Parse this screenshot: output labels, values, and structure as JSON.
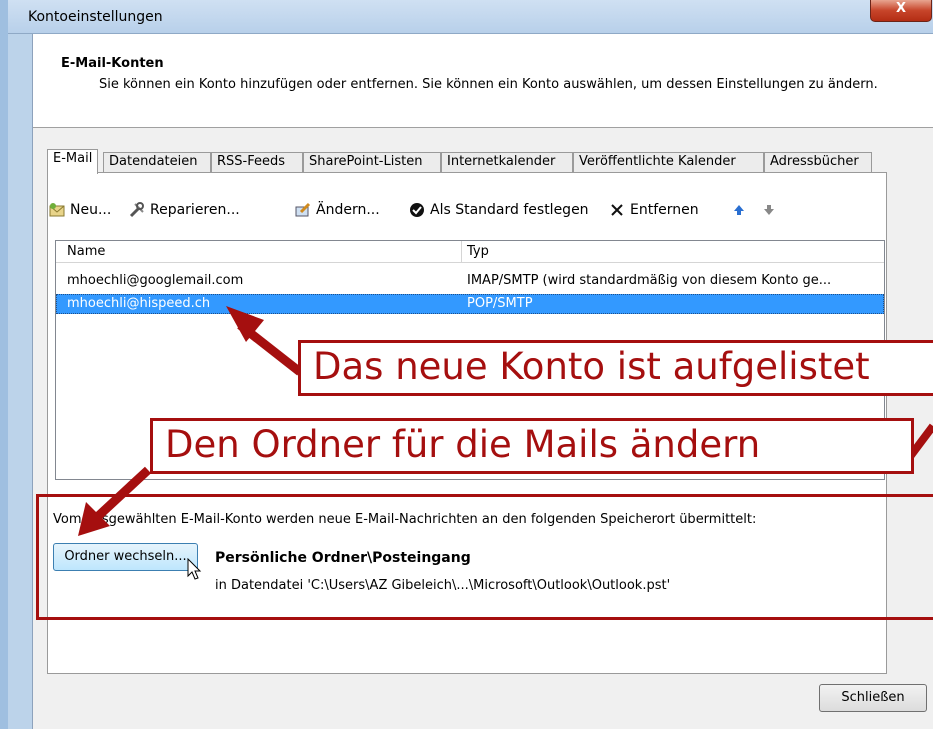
{
  "window": {
    "title": "Kontoeinstellungen",
    "close_label": "X"
  },
  "header": {
    "title": "E-Mail-Konten",
    "description": "Sie können ein Konto hinzufügen oder entfernen. Sie können ein Konto auswählen, um dessen Einstellungen zu ändern."
  },
  "tabs": [
    "E-Mail",
    "Datendateien",
    "RSS-Feeds",
    "SharePoint-Listen",
    "Internetkalender",
    "Veröffentlichte Kalender",
    "Adressbücher"
  ],
  "toolbar": {
    "new_label": "Neu...",
    "repair_label": "Reparieren...",
    "change_label": "Ändern...",
    "default_label": "Als Standard festlegen",
    "remove_label": "Entfernen"
  },
  "list": {
    "columns": [
      "Name",
      "Typ"
    ],
    "rows": [
      {
        "name": "mhoechli@googlemail.com",
        "type": "IMAP/SMTP (wird standardmäßig von diesem Konto ge..."
      },
      {
        "name": "mhoechli@hispeed.ch",
        "type": "POP/SMTP"
      }
    ]
  },
  "delivery": {
    "description": "Vom ausgewählten E-Mail-Konto werden neue E-Mail-Nachrichten an den folgenden Speicherort übermittelt:",
    "change_folder_label": "Ordner wechseln...",
    "folder_name": "Persönliche Ordner\\Posteingang",
    "folder_path": "in Datendatei 'C:\\Users\\AZ Gibeleich\\...\\Microsoft\\Outlook\\Outlook.pst'"
  },
  "close_button_label": "Schließen",
  "annotations": {
    "callout_1": "Das neue Konto ist aufgelistet",
    "callout_2": "Den Ordner für die Mails ändern",
    "color": "#a50f0f"
  },
  "colors": {
    "selection": "#3399ff",
    "title_bar": "#bcd3ea",
    "close_button": "#c7452a"
  }
}
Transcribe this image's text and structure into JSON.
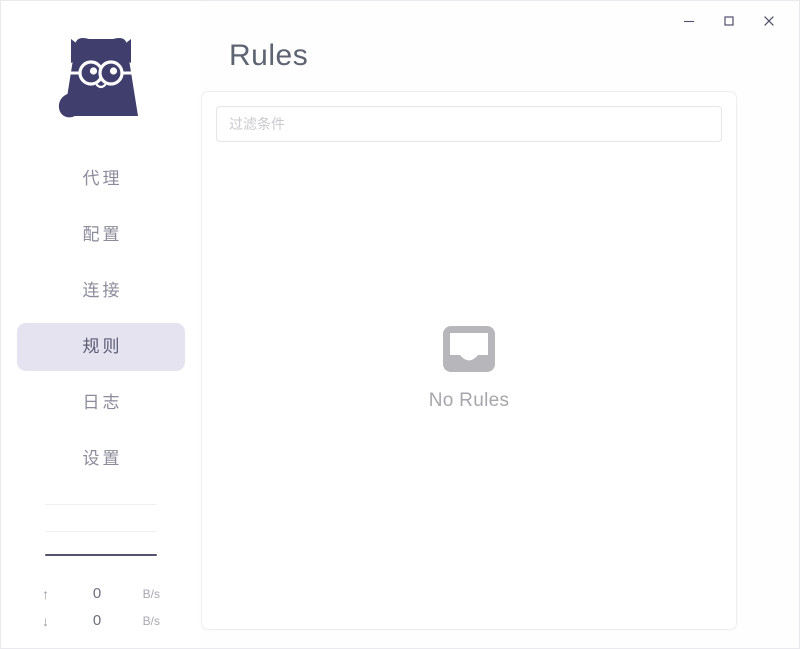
{
  "window": {
    "controls": [
      {
        "name": "minimize-button",
        "icon": "minimize-icon",
        "label": "–"
      },
      {
        "name": "maximize-button",
        "icon": "maximize-icon",
        "label": "□"
      },
      {
        "name": "close-button",
        "icon": "close-icon",
        "label": "✕"
      }
    ]
  },
  "sidebar": {
    "logo": {
      "icon": "cat-logo-icon",
      "color": "#403e6d"
    },
    "items": [
      {
        "label": "代理",
        "name": "proxies",
        "active": false
      },
      {
        "label": "配置",
        "name": "profiles",
        "active": false
      },
      {
        "label": "连接",
        "name": "connections",
        "active": false
      },
      {
        "label": "规则",
        "name": "rules",
        "active": true
      },
      {
        "label": "日志",
        "name": "logs",
        "active": false
      },
      {
        "label": "设置",
        "name": "settings",
        "active": false
      }
    ],
    "traffic": {
      "chart_baseline_color": "#53536e",
      "rows": [
        {
          "arrow": "↑",
          "direction": "upload",
          "value": "0",
          "unit": "B/s"
        },
        {
          "arrow": "↓",
          "direction": "download",
          "value": "0",
          "unit": "B/s"
        }
      ]
    }
  },
  "main": {
    "title": "Rules",
    "filter": {
      "value": "",
      "placeholder": "过滤条件"
    },
    "empty": {
      "icon": "inbox-icon",
      "text": "No Rules"
    }
  },
  "colors": {
    "accent": "#403e6d",
    "active_bg": "#e5e3f0",
    "title": "#5e6472",
    "muted": "#a6a6ac"
  }
}
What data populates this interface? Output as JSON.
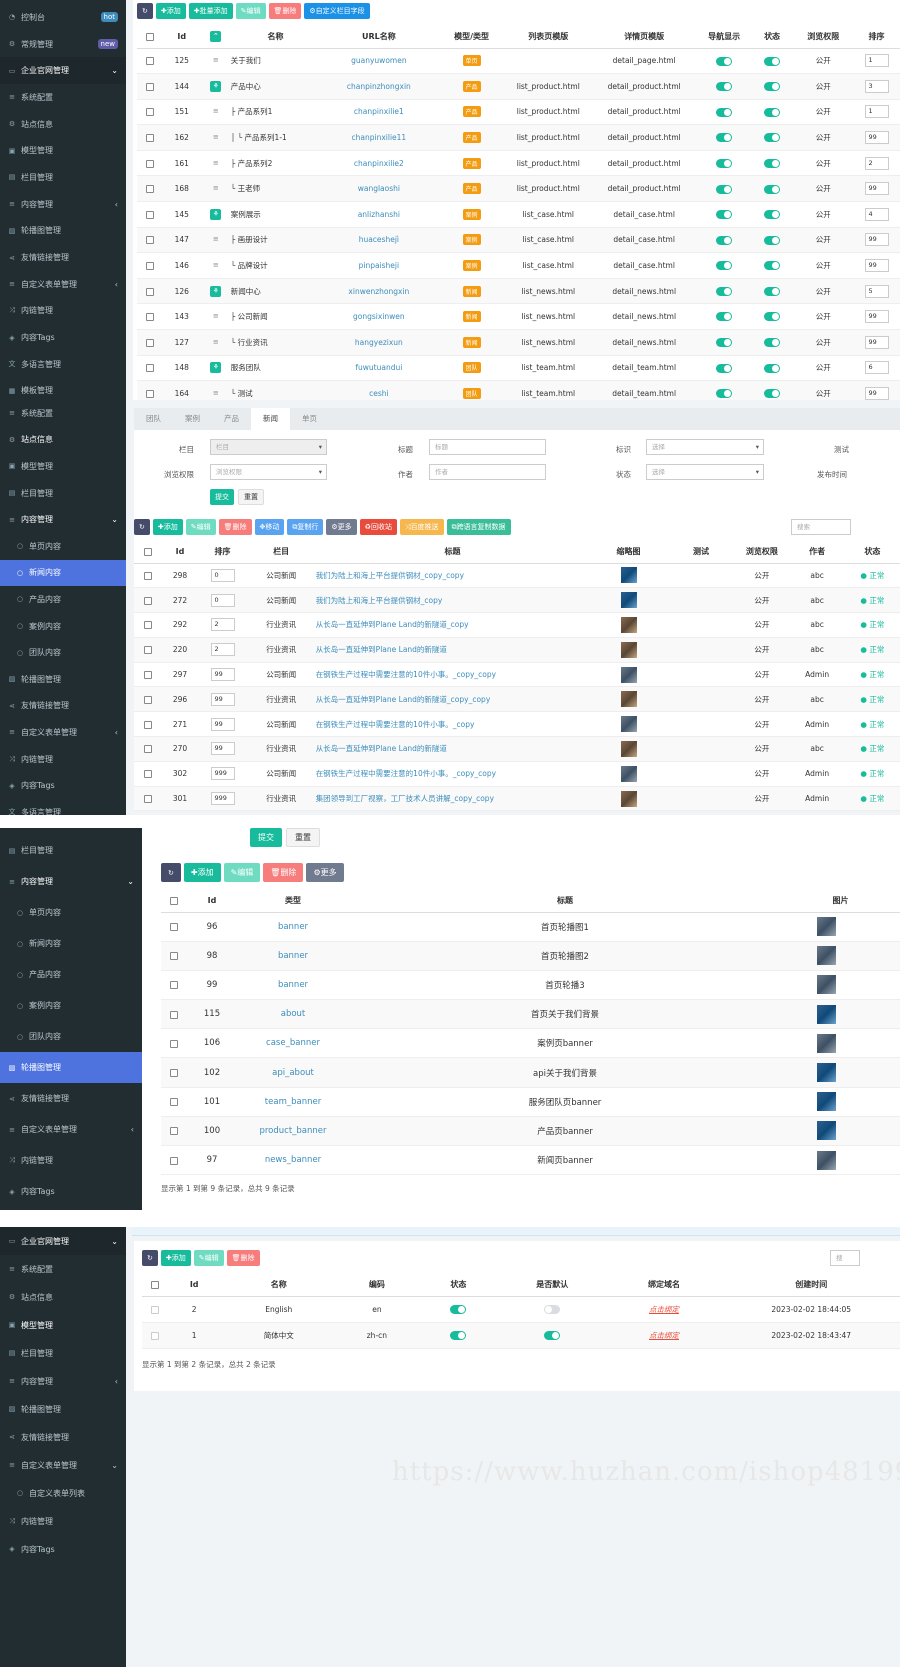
{
  "colors": {
    "sidebar": "#222d32",
    "active": "#4e73df",
    "success": "#18bc9c",
    "tag": "#f39c12"
  },
  "panel1": {
    "sidebar": [
      {
        "icon": "dashboard-icon",
        "label": "控制台",
        "badge": "hot"
      },
      {
        "icon": "gear-icon",
        "label": "常规管理",
        "badge": "new"
      },
      {
        "icon": "desktop-icon",
        "label": "企业官网管理",
        "arrow": "⌄"
      },
      {
        "icon": "list-icon",
        "label": "系统配置"
      },
      {
        "icon": "gear-icon",
        "label": "站点信息"
      },
      {
        "icon": "cube-icon",
        "label": "模型管理"
      },
      {
        "icon": "file-icon",
        "label": "栏目管理"
      },
      {
        "icon": "list-icon",
        "label": "内容管理",
        "arrow": "‹"
      },
      {
        "icon": "image-icon",
        "label": "轮播图管理"
      },
      {
        "icon": "share-icon",
        "label": "友情链接管理"
      },
      {
        "icon": "list-icon",
        "label": "自定义表单管理",
        "arrow": "‹"
      },
      {
        "icon": "shuffle-icon",
        "label": "内链管理"
      },
      {
        "icon": "tags-icon",
        "label": "内容Tags"
      },
      {
        "icon": "language-icon",
        "label": "多语言管理"
      },
      {
        "icon": "ticket-icon",
        "label": "模板管理"
      }
    ],
    "toolbar": [
      "添加",
      "批量添加",
      "编辑",
      "删除",
      "自定义栏目字段"
    ],
    "headers": [
      "",
      "Id",
      "",
      "名称",
      "URL名称",
      "模型/类型",
      "列表页模版",
      "详情页模版",
      "导航显示",
      "状态",
      "浏览权限",
      "排序"
    ],
    "rows": [
      {
        "id": "125",
        "icon": "list",
        "name": "关于我们",
        "url": "guanyuwomen",
        "tag": "单页",
        "list": "",
        "detail": "detail_page.html",
        "perm": "公开",
        "sort": "1"
      },
      {
        "id": "144",
        "icon": "tree",
        "name": "产品中心",
        "url": "chanpinzhongxin",
        "tag": "产品",
        "list": "list_product.html",
        "detail": "detail_product.html",
        "perm": "公开",
        "sort": "3"
      },
      {
        "id": "151",
        "icon": "list",
        "name": "├ 产品系列1",
        "url": "chanpinxilie1",
        "tag": "产品",
        "list": "list_product.html",
        "detail": "detail_product.html",
        "perm": "公开",
        "sort": "1"
      },
      {
        "id": "162",
        "icon": "list",
        "name": "│ └ 产品系列1-1",
        "url": "chanpinxilie11",
        "tag": "产品",
        "list": "list_product.html",
        "detail": "detail_product.html",
        "perm": "公开",
        "sort": "99"
      },
      {
        "id": "161",
        "icon": "list",
        "name": "├ 产品系列2",
        "url": "chanpinxilie2",
        "tag": "产品",
        "list": "list_product.html",
        "detail": "detail_product.html",
        "perm": "公开",
        "sort": "2"
      },
      {
        "id": "168",
        "icon": "list",
        "name": "└ 王老师",
        "url": "wanglaoshi",
        "tag": "产品",
        "list": "list_product.html",
        "detail": "detail_product.html",
        "perm": "公开",
        "sort": "99"
      },
      {
        "id": "145",
        "icon": "tree",
        "name": "案例展示",
        "url": "anlizhanshi",
        "tag": "案例",
        "list": "list_case.html",
        "detail": "detail_case.html",
        "perm": "公开",
        "sort": "4"
      },
      {
        "id": "147",
        "icon": "list",
        "name": "├ 画册设计",
        "url": "huaceshejì",
        "tag": "案例",
        "list": "list_case.html",
        "detail": "detail_case.html",
        "perm": "公开",
        "sort": "99"
      },
      {
        "id": "146",
        "icon": "list",
        "name": "└ 品牌设计",
        "url": "pinpaisheji",
        "tag": "案例",
        "list": "list_case.html",
        "detail": "detail_case.html",
        "perm": "公开",
        "sort": "99"
      },
      {
        "id": "126",
        "icon": "tree",
        "name": "新闻中心",
        "url": "xinwenzhongxin",
        "tag": "新闻",
        "list": "list_news.html",
        "detail": "detail_news.html",
        "perm": "公开",
        "sort": "5"
      },
      {
        "id": "143",
        "icon": "list",
        "name": "├ 公司新闻",
        "url": "gongsixinwen",
        "tag": "新闻",
        "list": "list_news.html",
        "detail": "detail_news.html",
        "perm": "公开",
        "sort": "99"
      },
      {
        "id": "127",
        "icon": "list",
        "name": "└ 行业资讯",
        "url": "hangyezixun",
        "tag": "新闻",
        "list": "list_news.html",
        "detail": "detail_news.html",
        "perm": "公开",
        "sort": "99"
      },
      {
        "id": "148",
        "icon": "tree",
        "name": "服务团队",
        "url": "fuwutuandui",
        "tag": "团队",
        "list": "list_team.html",
        "detail": "detail_team.html",
        "perm": "公开",
        "sort": "6"
      },
      {
        "id": "164",
        "icon": "list",
        "name": "└ 测试",
        "url": "ceshi",
        "tag": "团队",
        "list": "list_team.html",
        "detail": "detail_team.html",
        "perm": "公开",
        "sort": "99"
      }
    ]
  },
  "panel2": {
    "sidebar": [
      {
        "icon": "list-icon",
        "label": "系统配置"
      },
      {
        "icon": "gear-icon",
        "label": "站点信息",
        "open": true
      },
      {
        "icon": "cube-icon",
        "label": "模型管理"
      },
      {
        "icon": "file-icon",
        "label": "栏目管理"
      },
      {
        "icon": "list-icon",
        "label": "内容管理",
        "arrow": "⌄",
        "open": true
      },
      {
        "icon": "circle-icon",
        "label": "单页内容",
        "sub": true
      },
      {
        "icon": "circle-icon",
        "label": "新闻内容",
        "sub": true,
        "active": true
      },
      {
        "icon": "circle-icon",
        "label": "产品内容",
        "sub": true
      },
      {
        "icon": "circle-icon",
        "label": "案例内容",
        "sub": true
      },
      {
        "icon": "circle-icon",
        "label": "团队内容",
        "sub": true
      },
      {
        "icon": "image-icon",
        "label": "轮播图管理"
      },
      {
        "icon": "share-icon",
        "label": "友情链接管理"
      },
      {
        "icon": "list-icon",
        "label": "自定义表单管理",
        "arrow": "‹"
      },
      {
        "icon": "shuffle-icon",
        "label": "内链管理"
      },
      {
        "icon": "tags-icon",
        "label": "内容Tags"
      },
      {
        "icon": "language-icon",
        "label": "多语言管理"
      }
    ],
    "tabs": [
      "团队",
      "案例",
      "产品",
      "新闻",
      "单页"
    ],
    "form": {
      "column_label": "栏目",
      "column_value": "栏目",
      "title_label": "标题",
      "title_ph": "标题",
      "flag_label": "标识",
      "flag_ph": "选择",
      "test_label": "测试",
      "perm_label": "浏览权限",
      "perm_ph": "浏览权限",
      "author_label": "作者",
      "author_ph": "作者",
      "status_label": "状态",
      "status_ph": "选择",
      "pubtime_label": "发布时间",
      "submit": "提交",
      "reset": "重置"
    },
    "toolbar": [
      "添加",
      "编辑",
      "删除",
      "移动",
      "复制行",
      "更多",
      "回收站",
      "百度推送",
      "跨语言复制数据"
    ],
    "search_ph": "搜索",
    "headers": [
      "",
      "Id",
      "排序",
      "栏目",
      "标题",
      "缩略图",
      "测试",
      "浏览权限",
      "作者",
      "状态"
    ],
    "rows": [
      {
        "id": "298",
        "sort": "0",
        "col": "公司新闻",
        "title": "我们为陆上和海上平台提供钢材_copy_copy",
        "thumb": "b",
        "perm": "公开",
        "author": "abc",
        "status": "正常"
      },
      {
        "id": "272",
        "sort": "0",
        "col": "公司新闻",
        "title": "我们为陆上和海上平台提供钢材_copy",
        "thumb": "b",
        "perm": "公开",
        "author": "abc",
        "status": "正常"
      },
      {
        "id": "292",
        "sort": "2",
        "col": "行业资讯",
        "title": "从长岛一直延伸到Plane Land的新隧道_copy",
        "thumb": "w",
        "perm": "公开",
        "author": "abc",
        "status": "正常"
      },
      {
        "id": "220",
        "sort": "2",
        "col": "行业资讯",
        "title": "从长岛一直延伸到Plane Land的新隧道",
        "thumb": "w",
        "perm": "公开",
        "author": "abc",
        "status": "正常"
      },
      {
        "id": "297",
        "sort": "99",
        "col": "公司新闻",
        "title": "在钢铁生产过程中需要注意的10件小事。_copy_copy",
        "thumb": "g",
        "perm": "公开",
        "author": "Admin",
        "status": "正常"
      },
      {
        "id": "296",
        "sort": "99",
        "col": "行业资讯",
        "title": "从长岛一直延伸到Plane Land的新隧道_copy_copy",
        "thumb": "w",
        "perm": "公开",
        "author": "abc",
        "status": "正常"
      },
      {
        "id": "271",
        "sort": "99",
        "col": "公司新闻",
        "title": "在钢铁生产过程中需要注意的10件小事。_copy",
        "thumb": "g",
        "perm": "公开",
        "author": "Admin",
        "status": "正常"
      },
      {
        "id": "270",
        "sort": "99",
        "col": "行业资讯",
        "title": "从长岛一直延伸到Plane Land的新隧道",
        "thumb": "w",
        "perm": "公开",
        "author": "abc",
        "status": "正常"
      },
      {
        "id": "302",
        "sort": "999",
        "col": "公司新闻",
        "title": "在钢铁生产过程中需要注意的10件小事。_copy_copy",
        "thumb": "g",
        "perm": "公开",
        "author": "Admin",
        "status": "正常"
      },
      {
        "id": "301",
        "sort": "999",
        "col": "行业资讯",
        "title": "集团领导到工厂视察，工厂技术人员讲解_copy_copy",
        "thumb": "w",
        "perm": "公开",
        "author": "Admin",
        "status": "正常"
      }
    ]
  },
  "panel3": {
    "sidebar": [
      {
        "icon": "file-icon",
        "label": "栏目管理"
      },
      {
        "icon": "list-icon",
        "label": "内容管理",
        "arrow": "⌄",
        "open": true
      },
      {
        "icon": "circle-icon",
        "label": "单页内容",
        "sub": true
      },
      {
        "icon": "circle-icon",
        "label": "新闻内容",
        "sub": true
      },
      {
        "icon": "circle-icon",
        "label": "产品内容",
        "sub": true
      },
      {
        "icon": "circle-icon",
        "label": "案例内容",
        "sub": true
      },
      {
        "icon": "circle-icon",
        "label": "团队内容",
        "sub": true
      },
      {
        "icon": "image-icon",
        "label": "轮播图管理",
        "active": true
      },
      {
        "icon": "share-icon",
        "label": "友情链接管理"
      },
      {
        "icon": "list-icon",
        "label": "自定义表单管理",
        "arrow": "‹"
      },
      {
        "icon": "shuffle-icon",
        "label": "内链管理"
      },
      {
        "icon": "tags-icon",
        "label": "内容Tags"
      }
    ],
    "submit": "提交",
    "reset": "重置",
    "toolbar": [
      "添加",
      "编辑",
      "删除",
      "更多"
    ],
    "headers": [
      "",
      "Id",
      "类型",
      "标题",
      "图片"
    ],
    "rows": [
      {
        "id": "96",
        "type": "banner",
        "title": "首页轮播图1",
        "img": "g"
      },
      {
        "id": "98",
        "type": "banner",
        "title": "首页轮播图2",
        "img": "g"
      },
      {
        "id": "99",
        "type": "banner",
        "title": "首页轮播3",
        "img": "g"
      },
      {
        "id": "115",
        "type": "about",
        "title": "首页关于我们背景",
        "img": "b"
      },
      {
        "id": "106",
        "type": "case_banner",
        "title": "案例页banner",
        "img": "g"
      },
      {
        "id": "102",
        "type": "api_about",
        "title": "api关于我们背景",
        "img": "b"
      },
      {
        "id": "101",
        "type": "team_banner",
        "title": "服务团队页banner",
        "img": "b"
      },
      {
        "id": "100",
        "type": "product_banner",
        "title": "产品页banner",
        "img": "b"
      },
      {
        "id": "97",
        "type": "news_banner",
        "title": "新闻页banner",
        "img": "g"
      }
    ],
    "footer": "显示第 1 到第 9 条记录，总共 9 条记录"
  },
  "panel4": {
    "sidebar": [
      {
        "icon": "desktop-icon",
        "label": "企业官网管理",
        "arrow": "⌄",
        "open": true
      },
      {
        "icon": "list-icon",
        "label": "系统配置"
      },
      {
        "icon": "gear-icon",
        "label": "站点信息"
      },
      {
        "icon": "cube-icon",
        "label": "模型管理",
        "open": true
      },
      {
        "icon": "file-icon",
        "label": "栏目管理"
      },
      {
        "icon": "list-icon",
        "label": "内容管理",
        "arrow": "‹"
      },
      {
        "icon": "image-icon",
        "label": "轮播图管理"
      },
      {
        "icon": "share-icon",
        "label": "友情链接管理"
      },
      {
        "icon": "list-icon",
        "label": "自定义表单管理",
        "arrow": "⌄"
      },
      {
        "icon": "circle-icon",
        "label": "自定义表单列表",
        "sub": true
      },
      {
        "icon": "shuffle-icon",
        "label": "内链管理"
      },
      {
        "icon": "tags-icon",
        "label": "内容Tags"
      }
    ],
    "toolbar": [
      "添加",
      "编辑",
      "删除"
    ],
    "search_ph": "搜",
    "headers": [
      "",
      "Id",
      "名称",
      "编码",
      "状态",
      "是否默认",
      "绑定域名",
      "创建时间"
    ],
    "rows": [
      {
        "id": "2",
        "name": "English",
        "code": "en",
        "status": true,
        "default": false,
        "bind": "点击绑定",
        "time": "2023-02-02 18:44:05"
      },
      {
        "id": "1",
        "name": "简体中文",
        "code": "zh-cn",
        "status": true,
        "default": true,
        "bind": "点击绑定",
        "time": "2023-02-02 18:43:47"
      }
    ],
    "footer": "显示第 1 到第 2 条记录，总共 2 条记录"
  },
  "watermark": "https://www.huzhan.com/ishop48199"
}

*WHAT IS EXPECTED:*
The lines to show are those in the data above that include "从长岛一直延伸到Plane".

*ANSWER:*
        "title": "从长岛一直延伸到Plane Land的新隧道_copy",
        "title": "从长岛一直延伸到Plane Land的新隧道",
        "title": "从长岛一直延伸到Plane Land的新隧道_copy_copy",
        "title": "从长岛一直延伸到Plane Land的新隧道",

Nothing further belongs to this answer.